• _What the exercise asks_:
Beneath this task are records; count the lines among them that contain the word "server" and answer with the number only.

• _Given records_:
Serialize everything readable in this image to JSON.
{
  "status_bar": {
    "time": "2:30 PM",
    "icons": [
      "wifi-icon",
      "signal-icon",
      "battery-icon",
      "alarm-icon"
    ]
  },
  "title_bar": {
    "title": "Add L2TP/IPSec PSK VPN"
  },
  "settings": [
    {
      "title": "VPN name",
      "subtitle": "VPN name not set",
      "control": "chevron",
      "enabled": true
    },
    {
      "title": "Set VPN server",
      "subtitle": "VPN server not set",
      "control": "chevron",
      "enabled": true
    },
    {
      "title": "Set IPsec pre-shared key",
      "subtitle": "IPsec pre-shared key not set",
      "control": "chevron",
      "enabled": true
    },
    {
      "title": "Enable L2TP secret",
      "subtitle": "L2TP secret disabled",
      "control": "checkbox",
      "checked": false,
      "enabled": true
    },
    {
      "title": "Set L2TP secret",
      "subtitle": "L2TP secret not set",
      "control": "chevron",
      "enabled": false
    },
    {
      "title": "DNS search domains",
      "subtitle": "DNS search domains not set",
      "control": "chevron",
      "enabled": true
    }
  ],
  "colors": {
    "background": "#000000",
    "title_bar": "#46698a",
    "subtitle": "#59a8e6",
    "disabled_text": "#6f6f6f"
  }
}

• _Exercise solution_:
2